Green field in the foreground, flat top of wooded hill with chapel in the distance, much blue sky above.

These haiku were written on walks around the Florenberg, a steep little hill in Germany, clothed with forest and crowned with a one-thousand-year-old chapel. The Fulda area was covered with beech-trees and oak-trees once.

Summit of Florenberg in spring, seen from another hilltop. Photograph: Christina Egan © 2014.

Three Stars / Drei Sterne

Three Stars

Three stars in the sky…
Three lines only to tell you
all my hopes for us.

*

Sneeze

Your sweet face – a sneeze –
as sudden and explosive
as your sweet haiku.

Christina Egan © 2013

Stamp with bright artistic impression of spaceship flying between planets and stars.

Drei Sterne

Drei Sterne am Himmel…
Drei Zeilen für dich, für
all meine Hoffnung.

*

Nieser

Dein liebes Gesicht
– ein Nieser – plötzlich, heftig
,
wie deine Haikus!

Christina Egan © 2016


A haiku is a Japanese poetic form; each poem has only three lines and seventeen syllables, which amounts sometimes to only a dozen words, even with a title. Yet you can say a lot in three lines… The word game is more difficult in German than in English, since the words are longer; translation can be a challenge.

A traditional haiku starts with an image from nature indicating the season; you will see on my haiku pages that I largely follow this rule. These here are different: one is simply romantic and one humorous, and both are about reading and hearing haiku!


 

Illustration: Stamp of 1963. (Scanned by Darjac) [Public domain], via Wikimedia Commons.

Water-Lilies and Reed

Water-Lilies and Reed

Waterlilies with half-open luminous pink and white flowers.White water-lilies,
opening with a pink glow,
like eyes of new-borns,
like the dawn rising and
looking at itself in wonder.

*

The reed unfolding,
tall green screen, finely woven,
around green water.
A forest of reed, towering
above ducks, children, yourself.

For Liu Sun Ye

Christina Egan © 2016

Photograph: Liu Sun Ye (Ye Liu) © 2016.

Motionless Fire

Motionless Fire
(May Tanka)

Small azalea bush with lurid pink blossom, amongst lush feathery nigella leaves.

 

A motionless fire,
the azalea unfolds, flares,
and slowly burns out.
From the mud it wrestles force,
colour, and returns to mud.

*

 

Small azalea bush with brownish wilted blossom, amongst lush green nigella with feathery leaves and blue flowers.

Pink snowflakes drifting?
Forgotten miracle of
the cherry blossom!
Every spring, the petals sail
into death so serenely…

 

Christina Egan © 2016


 

Photographs: Pink azalea.
Christina Egan © 2016/2017.
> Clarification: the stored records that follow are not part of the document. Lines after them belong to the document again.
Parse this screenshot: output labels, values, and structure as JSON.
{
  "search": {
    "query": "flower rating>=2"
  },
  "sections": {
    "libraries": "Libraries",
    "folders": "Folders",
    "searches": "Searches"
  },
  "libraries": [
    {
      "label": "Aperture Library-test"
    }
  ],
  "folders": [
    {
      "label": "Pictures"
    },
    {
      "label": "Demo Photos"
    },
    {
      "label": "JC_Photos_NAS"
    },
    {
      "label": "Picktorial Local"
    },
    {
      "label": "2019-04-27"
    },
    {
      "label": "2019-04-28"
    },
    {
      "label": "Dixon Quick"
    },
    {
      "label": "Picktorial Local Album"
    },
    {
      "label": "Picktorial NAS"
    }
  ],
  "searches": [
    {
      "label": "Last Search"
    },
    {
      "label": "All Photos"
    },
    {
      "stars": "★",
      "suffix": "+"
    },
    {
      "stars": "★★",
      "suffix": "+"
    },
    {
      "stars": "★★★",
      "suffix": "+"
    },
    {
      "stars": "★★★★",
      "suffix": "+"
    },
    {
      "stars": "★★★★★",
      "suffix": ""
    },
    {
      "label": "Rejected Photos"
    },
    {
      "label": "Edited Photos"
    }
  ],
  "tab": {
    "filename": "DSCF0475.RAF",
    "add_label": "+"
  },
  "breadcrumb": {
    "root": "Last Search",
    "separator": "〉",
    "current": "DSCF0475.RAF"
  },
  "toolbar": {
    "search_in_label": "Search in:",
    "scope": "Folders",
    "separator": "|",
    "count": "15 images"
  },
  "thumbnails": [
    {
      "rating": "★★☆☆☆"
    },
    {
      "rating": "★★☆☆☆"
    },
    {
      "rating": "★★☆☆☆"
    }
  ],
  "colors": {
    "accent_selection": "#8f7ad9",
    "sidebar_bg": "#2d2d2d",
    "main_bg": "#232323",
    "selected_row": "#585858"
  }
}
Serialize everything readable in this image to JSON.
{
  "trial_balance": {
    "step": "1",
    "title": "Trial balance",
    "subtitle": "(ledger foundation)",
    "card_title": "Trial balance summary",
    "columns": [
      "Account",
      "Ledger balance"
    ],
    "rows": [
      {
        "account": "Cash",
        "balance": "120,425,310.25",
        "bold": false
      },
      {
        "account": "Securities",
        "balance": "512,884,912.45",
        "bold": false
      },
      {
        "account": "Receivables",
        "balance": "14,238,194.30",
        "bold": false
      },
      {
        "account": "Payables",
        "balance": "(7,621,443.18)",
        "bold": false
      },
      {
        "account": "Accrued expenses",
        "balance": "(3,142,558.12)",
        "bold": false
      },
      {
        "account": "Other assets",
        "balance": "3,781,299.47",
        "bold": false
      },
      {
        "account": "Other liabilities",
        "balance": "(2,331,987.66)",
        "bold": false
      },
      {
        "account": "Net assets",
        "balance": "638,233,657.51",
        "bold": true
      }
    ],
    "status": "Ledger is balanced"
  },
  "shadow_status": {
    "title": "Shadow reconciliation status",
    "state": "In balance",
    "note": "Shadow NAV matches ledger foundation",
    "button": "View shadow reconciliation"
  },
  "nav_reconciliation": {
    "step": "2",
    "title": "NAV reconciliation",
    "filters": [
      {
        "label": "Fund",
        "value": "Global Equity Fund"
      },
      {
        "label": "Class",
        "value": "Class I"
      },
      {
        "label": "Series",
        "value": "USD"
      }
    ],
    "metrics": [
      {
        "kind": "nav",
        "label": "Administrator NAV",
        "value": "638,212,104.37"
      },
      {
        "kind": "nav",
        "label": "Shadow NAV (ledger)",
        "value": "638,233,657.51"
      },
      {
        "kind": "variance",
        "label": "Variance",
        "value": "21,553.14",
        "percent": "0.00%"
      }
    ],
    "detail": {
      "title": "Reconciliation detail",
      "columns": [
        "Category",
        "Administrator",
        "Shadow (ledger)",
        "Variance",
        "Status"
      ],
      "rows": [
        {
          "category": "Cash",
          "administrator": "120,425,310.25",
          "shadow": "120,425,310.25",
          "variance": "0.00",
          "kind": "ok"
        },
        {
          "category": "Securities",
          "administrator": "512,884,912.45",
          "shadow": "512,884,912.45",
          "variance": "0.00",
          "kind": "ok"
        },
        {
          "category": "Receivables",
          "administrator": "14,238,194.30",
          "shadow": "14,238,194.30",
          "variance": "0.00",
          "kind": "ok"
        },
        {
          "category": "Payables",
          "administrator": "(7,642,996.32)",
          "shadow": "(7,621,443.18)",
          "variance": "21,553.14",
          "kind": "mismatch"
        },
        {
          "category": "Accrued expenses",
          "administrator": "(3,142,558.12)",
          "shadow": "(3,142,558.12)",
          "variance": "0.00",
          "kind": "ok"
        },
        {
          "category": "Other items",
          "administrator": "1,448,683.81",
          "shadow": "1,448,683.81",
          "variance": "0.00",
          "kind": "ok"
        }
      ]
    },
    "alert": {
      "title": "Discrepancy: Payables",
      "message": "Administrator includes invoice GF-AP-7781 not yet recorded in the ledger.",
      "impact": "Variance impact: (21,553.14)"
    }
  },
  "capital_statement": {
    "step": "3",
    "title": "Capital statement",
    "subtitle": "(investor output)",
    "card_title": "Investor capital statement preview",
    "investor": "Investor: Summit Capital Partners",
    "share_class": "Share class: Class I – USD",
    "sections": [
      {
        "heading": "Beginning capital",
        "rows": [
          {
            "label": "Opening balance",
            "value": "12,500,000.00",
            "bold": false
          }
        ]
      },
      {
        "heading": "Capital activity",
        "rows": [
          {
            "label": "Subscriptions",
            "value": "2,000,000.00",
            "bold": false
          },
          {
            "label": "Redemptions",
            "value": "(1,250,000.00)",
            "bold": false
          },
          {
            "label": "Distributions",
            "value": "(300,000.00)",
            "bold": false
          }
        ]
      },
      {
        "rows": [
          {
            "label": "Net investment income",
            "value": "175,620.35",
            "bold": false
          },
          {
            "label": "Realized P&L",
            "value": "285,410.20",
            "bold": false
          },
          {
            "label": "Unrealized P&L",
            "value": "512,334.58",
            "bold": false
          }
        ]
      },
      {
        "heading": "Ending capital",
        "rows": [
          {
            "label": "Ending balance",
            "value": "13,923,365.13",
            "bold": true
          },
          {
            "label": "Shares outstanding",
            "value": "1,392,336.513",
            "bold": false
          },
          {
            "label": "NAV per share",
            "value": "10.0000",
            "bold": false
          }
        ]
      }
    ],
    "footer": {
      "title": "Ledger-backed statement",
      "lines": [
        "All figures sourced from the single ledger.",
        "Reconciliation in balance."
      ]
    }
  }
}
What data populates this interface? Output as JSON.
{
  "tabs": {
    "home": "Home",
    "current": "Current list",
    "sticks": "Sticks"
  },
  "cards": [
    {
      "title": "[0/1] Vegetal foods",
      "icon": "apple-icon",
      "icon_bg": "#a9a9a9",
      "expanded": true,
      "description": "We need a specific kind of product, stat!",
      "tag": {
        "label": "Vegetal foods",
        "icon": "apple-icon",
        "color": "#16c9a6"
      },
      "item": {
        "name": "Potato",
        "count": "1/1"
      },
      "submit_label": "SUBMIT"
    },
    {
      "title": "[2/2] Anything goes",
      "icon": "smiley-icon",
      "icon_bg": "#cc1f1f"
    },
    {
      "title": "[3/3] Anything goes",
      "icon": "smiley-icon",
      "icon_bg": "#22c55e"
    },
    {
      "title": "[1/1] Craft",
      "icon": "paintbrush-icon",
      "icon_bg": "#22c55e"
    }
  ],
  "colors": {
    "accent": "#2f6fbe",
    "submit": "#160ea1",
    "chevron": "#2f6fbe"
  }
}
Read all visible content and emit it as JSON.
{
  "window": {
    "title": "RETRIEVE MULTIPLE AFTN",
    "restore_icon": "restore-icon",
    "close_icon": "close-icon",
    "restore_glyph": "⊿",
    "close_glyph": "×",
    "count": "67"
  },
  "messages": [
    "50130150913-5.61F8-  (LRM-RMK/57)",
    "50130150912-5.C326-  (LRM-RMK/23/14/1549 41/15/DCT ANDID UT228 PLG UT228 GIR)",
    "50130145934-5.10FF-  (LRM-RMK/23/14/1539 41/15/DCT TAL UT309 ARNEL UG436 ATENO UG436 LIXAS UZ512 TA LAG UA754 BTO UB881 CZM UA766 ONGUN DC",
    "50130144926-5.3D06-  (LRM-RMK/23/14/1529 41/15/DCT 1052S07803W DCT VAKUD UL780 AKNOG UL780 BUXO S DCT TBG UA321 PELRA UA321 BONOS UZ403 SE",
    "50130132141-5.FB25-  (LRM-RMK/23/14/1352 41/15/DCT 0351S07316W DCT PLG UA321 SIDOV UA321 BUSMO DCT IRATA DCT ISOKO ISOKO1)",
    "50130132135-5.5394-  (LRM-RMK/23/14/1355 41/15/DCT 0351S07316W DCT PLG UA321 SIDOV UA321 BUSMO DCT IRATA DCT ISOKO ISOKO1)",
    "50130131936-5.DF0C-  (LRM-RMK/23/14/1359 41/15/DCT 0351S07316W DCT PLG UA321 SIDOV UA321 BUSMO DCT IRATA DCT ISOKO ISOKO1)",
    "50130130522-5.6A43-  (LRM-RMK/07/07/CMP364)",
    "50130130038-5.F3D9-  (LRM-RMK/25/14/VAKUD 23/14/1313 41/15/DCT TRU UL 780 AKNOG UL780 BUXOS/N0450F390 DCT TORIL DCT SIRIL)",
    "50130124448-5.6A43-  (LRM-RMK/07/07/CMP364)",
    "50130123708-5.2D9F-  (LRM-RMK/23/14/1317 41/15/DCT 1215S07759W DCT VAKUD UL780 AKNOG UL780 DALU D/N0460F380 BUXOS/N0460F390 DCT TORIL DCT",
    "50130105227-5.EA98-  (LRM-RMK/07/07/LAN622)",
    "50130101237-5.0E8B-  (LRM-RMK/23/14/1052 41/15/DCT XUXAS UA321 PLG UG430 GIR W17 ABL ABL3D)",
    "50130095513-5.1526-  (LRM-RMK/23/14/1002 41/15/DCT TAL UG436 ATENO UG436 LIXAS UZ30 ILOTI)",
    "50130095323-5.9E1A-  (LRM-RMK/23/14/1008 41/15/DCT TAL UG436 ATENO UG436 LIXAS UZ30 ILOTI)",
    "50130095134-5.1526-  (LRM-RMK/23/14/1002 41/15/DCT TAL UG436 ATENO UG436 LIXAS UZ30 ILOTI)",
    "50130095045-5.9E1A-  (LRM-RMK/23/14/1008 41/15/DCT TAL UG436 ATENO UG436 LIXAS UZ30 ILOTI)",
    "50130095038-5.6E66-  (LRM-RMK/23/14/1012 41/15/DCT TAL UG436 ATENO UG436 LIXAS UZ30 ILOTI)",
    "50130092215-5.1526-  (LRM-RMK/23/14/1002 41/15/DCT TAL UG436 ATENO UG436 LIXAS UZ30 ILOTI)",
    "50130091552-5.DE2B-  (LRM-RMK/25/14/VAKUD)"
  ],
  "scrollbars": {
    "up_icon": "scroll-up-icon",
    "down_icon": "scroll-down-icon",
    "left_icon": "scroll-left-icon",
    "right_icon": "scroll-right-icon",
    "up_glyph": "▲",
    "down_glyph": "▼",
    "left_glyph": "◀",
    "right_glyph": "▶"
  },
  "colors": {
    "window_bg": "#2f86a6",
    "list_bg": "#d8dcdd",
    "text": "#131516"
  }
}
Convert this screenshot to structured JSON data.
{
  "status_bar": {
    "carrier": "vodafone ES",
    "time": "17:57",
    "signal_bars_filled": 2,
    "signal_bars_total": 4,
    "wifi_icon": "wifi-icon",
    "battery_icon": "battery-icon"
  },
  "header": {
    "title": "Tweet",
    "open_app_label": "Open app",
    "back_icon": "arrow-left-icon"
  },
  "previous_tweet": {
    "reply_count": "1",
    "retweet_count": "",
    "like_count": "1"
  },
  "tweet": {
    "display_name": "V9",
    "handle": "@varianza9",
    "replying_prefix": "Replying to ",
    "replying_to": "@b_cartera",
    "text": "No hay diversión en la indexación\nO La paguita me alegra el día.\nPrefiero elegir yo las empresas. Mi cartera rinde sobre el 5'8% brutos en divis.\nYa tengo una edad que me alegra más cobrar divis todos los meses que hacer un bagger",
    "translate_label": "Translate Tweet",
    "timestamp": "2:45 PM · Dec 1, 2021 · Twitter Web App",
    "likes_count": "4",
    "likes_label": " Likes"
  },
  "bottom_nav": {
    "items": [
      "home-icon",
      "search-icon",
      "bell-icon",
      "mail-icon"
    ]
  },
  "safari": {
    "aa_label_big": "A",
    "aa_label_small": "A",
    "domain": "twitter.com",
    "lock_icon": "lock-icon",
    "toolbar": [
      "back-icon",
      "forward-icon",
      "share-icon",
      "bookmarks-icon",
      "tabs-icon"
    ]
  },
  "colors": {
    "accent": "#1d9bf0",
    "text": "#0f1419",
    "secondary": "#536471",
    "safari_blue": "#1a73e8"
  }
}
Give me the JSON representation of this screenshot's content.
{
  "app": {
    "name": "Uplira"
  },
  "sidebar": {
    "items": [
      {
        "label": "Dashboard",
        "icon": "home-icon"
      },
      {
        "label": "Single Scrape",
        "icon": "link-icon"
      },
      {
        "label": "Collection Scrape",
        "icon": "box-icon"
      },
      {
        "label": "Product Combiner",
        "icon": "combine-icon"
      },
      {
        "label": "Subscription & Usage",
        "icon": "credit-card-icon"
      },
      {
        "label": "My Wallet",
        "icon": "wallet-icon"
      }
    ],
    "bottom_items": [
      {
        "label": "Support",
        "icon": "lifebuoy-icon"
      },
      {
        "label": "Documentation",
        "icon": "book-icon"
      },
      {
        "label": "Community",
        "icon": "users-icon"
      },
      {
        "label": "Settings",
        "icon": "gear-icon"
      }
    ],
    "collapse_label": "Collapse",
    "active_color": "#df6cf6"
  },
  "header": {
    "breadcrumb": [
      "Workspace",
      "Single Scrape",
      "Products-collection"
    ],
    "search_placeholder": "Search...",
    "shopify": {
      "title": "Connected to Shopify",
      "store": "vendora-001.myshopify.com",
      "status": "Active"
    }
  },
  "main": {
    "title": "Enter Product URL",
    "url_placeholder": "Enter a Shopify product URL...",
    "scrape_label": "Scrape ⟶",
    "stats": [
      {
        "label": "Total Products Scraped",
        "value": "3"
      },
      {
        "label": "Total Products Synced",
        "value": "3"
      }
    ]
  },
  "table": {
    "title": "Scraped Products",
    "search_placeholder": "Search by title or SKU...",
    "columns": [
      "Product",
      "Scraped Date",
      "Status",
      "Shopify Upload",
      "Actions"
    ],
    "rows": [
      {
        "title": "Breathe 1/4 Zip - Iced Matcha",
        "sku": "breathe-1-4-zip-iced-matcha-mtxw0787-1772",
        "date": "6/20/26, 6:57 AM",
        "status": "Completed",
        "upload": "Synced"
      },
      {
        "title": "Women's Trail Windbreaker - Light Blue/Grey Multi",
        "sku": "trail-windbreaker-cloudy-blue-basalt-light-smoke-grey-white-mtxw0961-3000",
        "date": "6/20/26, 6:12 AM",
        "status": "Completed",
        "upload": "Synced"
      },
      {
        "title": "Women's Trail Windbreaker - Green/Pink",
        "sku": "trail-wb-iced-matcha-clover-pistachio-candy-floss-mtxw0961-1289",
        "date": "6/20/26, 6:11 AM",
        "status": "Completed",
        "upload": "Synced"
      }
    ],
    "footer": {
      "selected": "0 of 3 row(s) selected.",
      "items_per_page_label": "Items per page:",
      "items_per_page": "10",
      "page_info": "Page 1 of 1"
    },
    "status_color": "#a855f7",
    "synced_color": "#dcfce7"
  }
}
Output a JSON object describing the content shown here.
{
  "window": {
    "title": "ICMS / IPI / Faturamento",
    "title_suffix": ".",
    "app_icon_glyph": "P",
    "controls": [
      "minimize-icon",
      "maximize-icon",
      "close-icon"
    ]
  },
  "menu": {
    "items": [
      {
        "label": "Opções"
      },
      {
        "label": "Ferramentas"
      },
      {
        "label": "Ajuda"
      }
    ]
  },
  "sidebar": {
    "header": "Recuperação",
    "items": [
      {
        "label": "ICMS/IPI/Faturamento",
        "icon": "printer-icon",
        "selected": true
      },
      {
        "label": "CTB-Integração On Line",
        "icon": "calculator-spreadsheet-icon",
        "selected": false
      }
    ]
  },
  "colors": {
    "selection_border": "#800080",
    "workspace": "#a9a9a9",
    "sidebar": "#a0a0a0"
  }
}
Ripples of People

Ripples of People
(Spring Equinox)

*

Ripples of people,
uneven waves, sudden whirls,
fast currents of cars:
a wayward river within
a canyon of grand buildings.

*

These neat white windows,
row upon row, road after road,
a thousand eyes
trying to catch light, praying
to touch the feeble sunset.

*

Christina Egan © 2013

Busy junction in the dusk, with red and yellow lamps of cars and buses glaring.

These tanka were written in Knightsbridge, London,
in the last days of March — after equinox! —
when after months of dull and dark skies,
you may still be desperate for light and warmth.
For similar poems in German, see Alles drängt vorwärts.

Photograph: Deptford Broadway, London.
Michael Oakes © 2016